Between 1,500 and 2,000 people were at Lambert on the evening hurricane-force wind rocked the area and knocked out power to hundreds of thousands of electric customers, including the airport. Three of the eight backup generators that should have provided power to the terminal complex, including the parking garages, failed.
As a result, restrooms in the Main Terminal went black. The inbound baggage system stopped, and lights went out in parts of the B and C concourses. At least 15 airport police patrolled the buildings and garages with flashlights.
No crime or problems related to the blackout were reported.
In 2000, the airport hired St. Louis consultant Ross & Baruzzini to evaluate its generators.
The study recommended that the airport replace most of its generators at a cost of $9 million. Two of the three generators that failed were on the list.
In 2001, airport officials included new generators in a capital improvement plan, which is funded by revenue from airlines and passengers. In the weeks after Sept. 11, revenue at Lambert, like other airports nationwide, plummeted from the drop in air travel. The airport authority slashed $64 million from its capital budget. The three new generators, estimated to cost $1.4 million, fell from the budget.
At the same time, projects geared toward preventing terrorism rose in priority, such as adding lanes to security checkpoints, buying bomb-sniffing canines and giving both terminals blast protection.
"Those with greater priority were done," Dolliole said.
Further cuts at the airport were made after American Airlines reduced its St. Louis flights by half in 2003.
Load testing, which simulates a full load on the generators, was among the cuts. At $3,000 to $5,000 per generator, the tests have not been done in three years.
But employees were still supposed to check the oil, water levels, belts and alarm systems of generators every month. They were supposed to turn them on to ensure they worked.
"We understand we made the decision not to replace the generators for financial reasons," Deputy Airport Director Gerard Slay said Tuesday. "We didn't load test them for financial reasons.

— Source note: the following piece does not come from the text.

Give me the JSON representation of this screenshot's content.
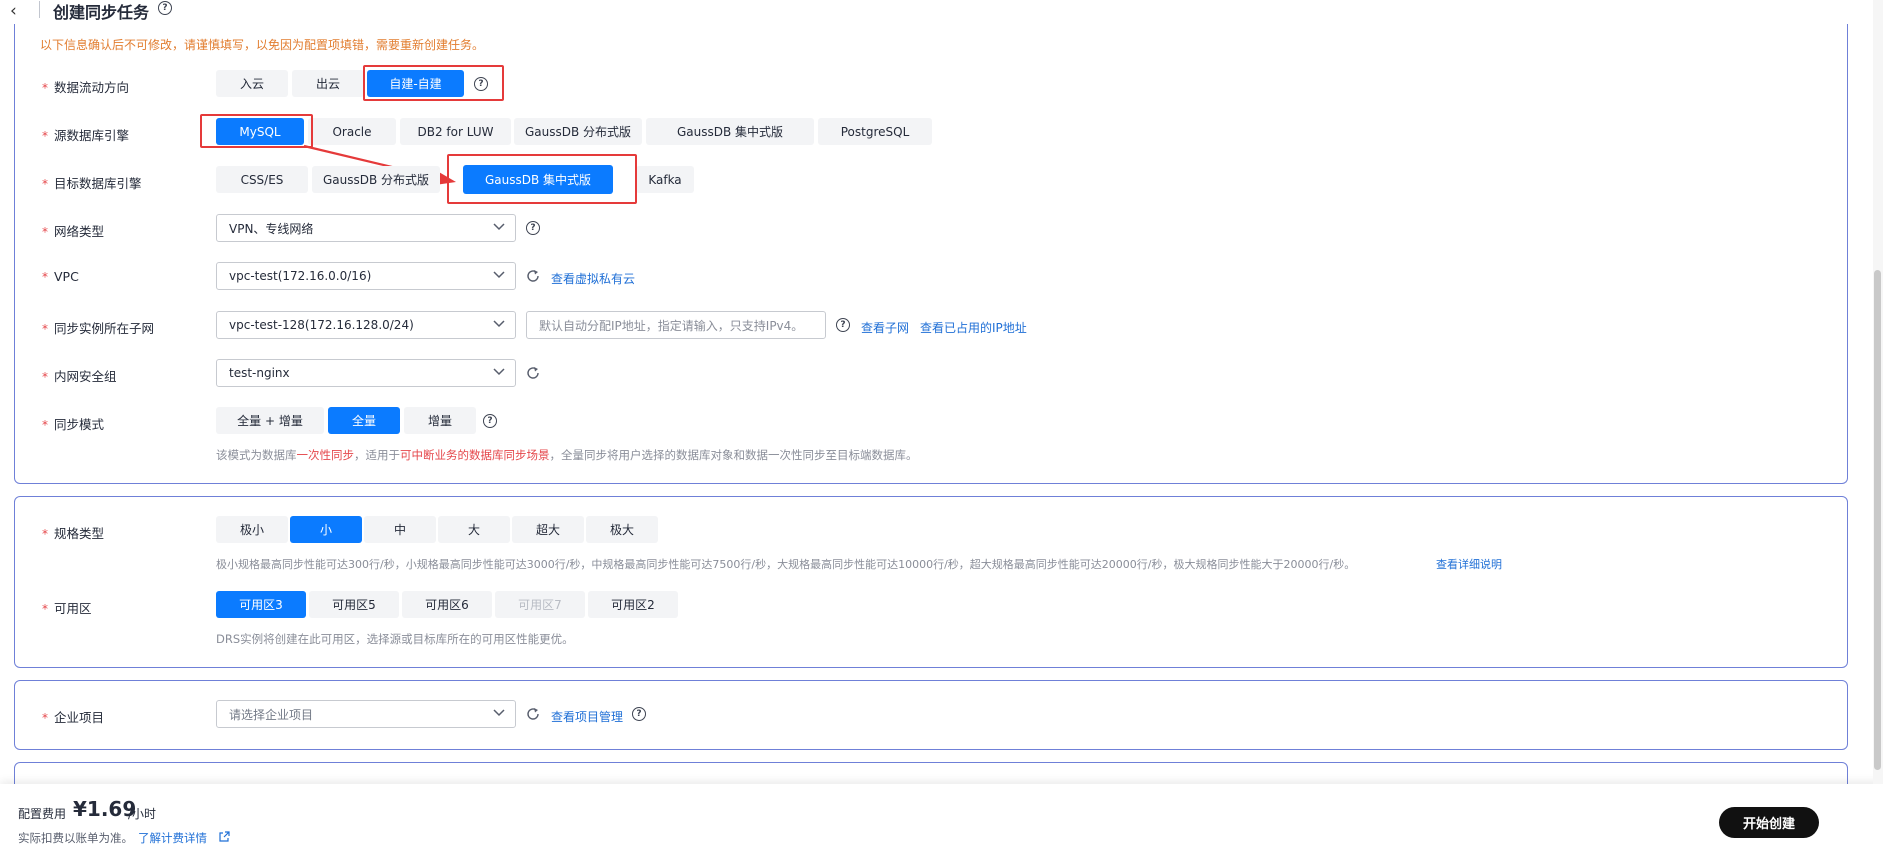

But we believed they were being test-operated."
The last test operation was September of last year.
On July 19, when storms knocked out power about 7:15 p.m., the 11-year-old Main Terminal generator started properly and ran for about 30 minutes, Dolliole's report says. It then shut down, repeatedly trying to restart until its battery died.
The generator's water level was low. The water level alarm that should have sounded never went off.
Control boards on the two generators feeding power to the B and C concourses shorted and burned out. The airport bought the generators in the 1970s.
Personnel from the power plant, electric shop and automotive shop -- the departments charged at various times over the years with maintaining the generators -- got the generators working, and power flowing, four hours later, by 11:20 p.m., Dolliole's letter states.
As hurricane-force winds rocked the St. Louis area the night of the storm, Lambert was among the hundreds of thousands of electric customers that lost power.
The survey will provide the Airport Experience Committee with an idea of what Lambert needs to do to make its passengers happier.
The new runway's distance from most other gates is the primary reason few pilots are using it.